Search the entries for the word "size" and copy each line that has it.
****************************************
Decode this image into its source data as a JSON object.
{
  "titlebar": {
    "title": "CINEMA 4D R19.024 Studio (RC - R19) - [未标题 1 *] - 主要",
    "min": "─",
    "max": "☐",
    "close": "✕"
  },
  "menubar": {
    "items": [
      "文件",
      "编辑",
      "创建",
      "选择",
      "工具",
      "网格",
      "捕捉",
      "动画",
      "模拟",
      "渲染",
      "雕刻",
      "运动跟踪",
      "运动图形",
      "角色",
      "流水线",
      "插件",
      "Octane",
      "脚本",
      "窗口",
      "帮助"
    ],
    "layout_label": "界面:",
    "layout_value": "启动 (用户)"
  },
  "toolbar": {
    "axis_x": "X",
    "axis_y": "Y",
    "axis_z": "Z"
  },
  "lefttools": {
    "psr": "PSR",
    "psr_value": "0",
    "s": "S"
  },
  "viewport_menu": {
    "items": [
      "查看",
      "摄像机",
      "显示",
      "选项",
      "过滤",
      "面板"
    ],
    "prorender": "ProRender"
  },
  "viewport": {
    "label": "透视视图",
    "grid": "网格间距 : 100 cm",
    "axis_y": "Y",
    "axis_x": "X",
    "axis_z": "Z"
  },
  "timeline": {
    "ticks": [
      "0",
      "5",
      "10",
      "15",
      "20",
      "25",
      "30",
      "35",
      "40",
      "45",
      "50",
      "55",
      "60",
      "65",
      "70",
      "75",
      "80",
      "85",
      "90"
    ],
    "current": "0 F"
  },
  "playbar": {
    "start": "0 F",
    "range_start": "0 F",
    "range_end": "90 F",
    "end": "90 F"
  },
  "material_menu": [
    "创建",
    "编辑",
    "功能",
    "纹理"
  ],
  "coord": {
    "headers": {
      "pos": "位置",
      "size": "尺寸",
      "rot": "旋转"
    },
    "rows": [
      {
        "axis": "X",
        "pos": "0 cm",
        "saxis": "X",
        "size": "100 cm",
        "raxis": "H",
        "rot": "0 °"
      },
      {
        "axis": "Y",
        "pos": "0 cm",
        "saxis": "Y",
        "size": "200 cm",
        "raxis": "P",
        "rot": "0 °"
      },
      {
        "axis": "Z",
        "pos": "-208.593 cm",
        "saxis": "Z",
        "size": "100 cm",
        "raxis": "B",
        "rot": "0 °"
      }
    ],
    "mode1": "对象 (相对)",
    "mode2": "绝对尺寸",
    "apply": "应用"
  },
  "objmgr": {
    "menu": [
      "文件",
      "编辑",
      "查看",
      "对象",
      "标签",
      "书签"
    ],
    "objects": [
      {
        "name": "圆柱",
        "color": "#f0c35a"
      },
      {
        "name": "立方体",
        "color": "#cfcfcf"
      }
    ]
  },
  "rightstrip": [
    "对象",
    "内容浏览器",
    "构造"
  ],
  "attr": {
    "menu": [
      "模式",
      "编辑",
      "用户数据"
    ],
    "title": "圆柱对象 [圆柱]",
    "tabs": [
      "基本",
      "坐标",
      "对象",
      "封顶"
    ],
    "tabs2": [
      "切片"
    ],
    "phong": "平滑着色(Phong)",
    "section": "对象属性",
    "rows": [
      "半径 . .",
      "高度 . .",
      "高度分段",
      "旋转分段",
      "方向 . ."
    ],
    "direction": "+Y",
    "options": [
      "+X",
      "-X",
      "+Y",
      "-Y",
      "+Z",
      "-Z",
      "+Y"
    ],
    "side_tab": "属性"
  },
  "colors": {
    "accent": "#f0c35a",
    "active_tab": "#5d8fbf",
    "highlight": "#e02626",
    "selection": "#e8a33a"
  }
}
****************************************
▶ **Output**:
      "size": "尺寸",
        "size": "100 cm",
        "size": "200 cm",
        "size": "100 cm",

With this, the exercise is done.